Like all hummingbirds, the plain-bellied emerald feeds on floral nectar, visiting a variety of bright tubular flowers such as salvias, lantana, fuchsia, and others. It uses its specialized long bill and tongue to lap up nectar while hovering at flowers. This species also consumes small insects such as flies,spiders, aphids for essential amino acids and nutrients. The plain-bellied emerald may trap insects in flight or pick them off vegetation. It will defend flowering patches in its territory from other hummingbirds.
The plain-bellied emerald is a solitary and territorial species, patrolling and aggressively defending nectar sources in its breeding and feeding territory. Males perform elaborate aerial courtship displays to attract females, diving and rising in U-shaped patterns. Outside of the breeding season, these hummingbirds may gather at stands of flowers in loose groups with limited aggression. They perch more frequently than many other hummingbird species. Their call is a high-pitched thin tweeting.
Breeding occurs in the spring in Mexico and the wet season further south. Males court females with aerial displays over their breeding territory before mating. The female plain-bellied emerald builds a small cup nest out of soft plant down and spider webs on a low tree branch, often overhanging water. She lays 2 tiny white eggs and incubates them for about 15-19 days. The chicks hatch with their eyes sealed shut and barely visible down. They are fed regurgitated insects and nectar by the female and fledge at 20-26 days old. Plain-bellied emerald females may raise 2-3 broods per season.
The plain-bellied emerald is evaluating as Least Concern on the IUCN Red List. It has a very large range and the population is generally stable, estimated at over 5 million. Although some localized declines have occurred, particularly in Central America, this common species persists across a wide distribution. As long as suitable habitat remains, consisting of appropriate flowers, nest sites, and insect prey, the plain-bellied emerald should continue thriving. Providing gardens with native plants that offer nectar sources may help support these lovely hummingbirds. With its vibrant beauty and energetic flight, the plain-bellied emerald remains a favorite among bird enthusiasts across its range.

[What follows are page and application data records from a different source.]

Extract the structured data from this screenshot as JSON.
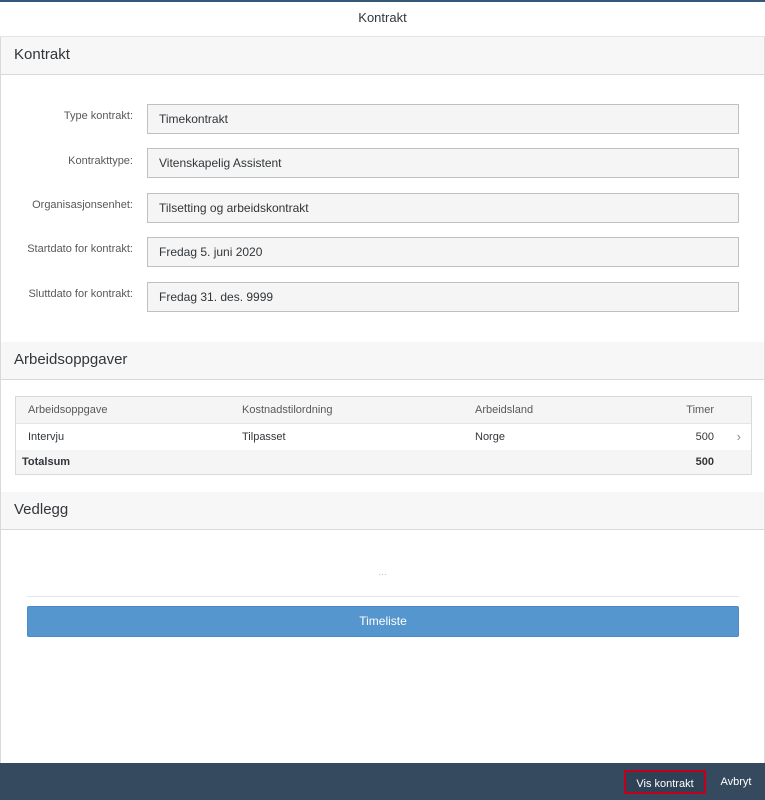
{
  "dialog": {
    "title": "Kontrakt"
  },
  "contract_section": {
    "title": "Kontrakt",
    "fields": [
      {
        "label": "Type kontrakt:",
        "value": "Timekontrakt"
      },
      {
        "label": "Kontrakttype:",
        "value": "Vitenskapelig Assistent"
      },
      {
        "label": "Organisasjonsenhet:",
        "value": "Tilsetting og arbeidskontrakt"
      },
      {
        "label": "Startdato for kontrakt:",
        "value": "Fredag 5. juni 2020"
      },
      {
        "label": "Sluttdato for kontrakt:",
        "value": "Fredag 31. des. 9999"
      }
    ]
  },
  "tasks_section": {
    "title": "Arbeidsoppgaver",
    "columns": [
      "Arbeidsoppgave",
      "Kostnadstilordning",
      "Arbeidsland",
      "Timer"
    ],
    "rows": [
      {
        "task": "Intervju",
        "cost": "Tilpasset",
        "country": "Norge",
        "hours": "500"
      }
    ],
    "total": {
      "label": "Totalsum",
      "value": "500"
    }
  },
  "attachments_section": {
    "title": "Vedlegg",
    "empty_text": "...",
    "timeliste_label": "Timeliste"
  },
  "footer": {
    "vis_kontrakt_label": "Vis kontrakt",
    "avbryt_label": "Avbryt"
  },
  "colors": {
    "primary_button": "#5496cd",
    "footer_bg": "#354a5f",
    "highlight_border": "#c2001b"
  }
}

In summary, the plain-bellied emerald is a stunning green hummingbird adorned with a bright blue belly and tail. This species flourishes in tropical semi-open habitats from Mexico to Argentina where it feeds on nectar and small insects. Males perform spectacular courtship displays before breeding. Females build a delicate cup nest and raise multiple broods. The plain-bellied emerald is currently stable in population and classified as Least Concern, though habitat loss in some regions has caused local declines. By appreciating the natural history and conservation needs of species like the plain-bellied emerald, we can better protect the incredible biodiversity of hummingbirds across the Americas.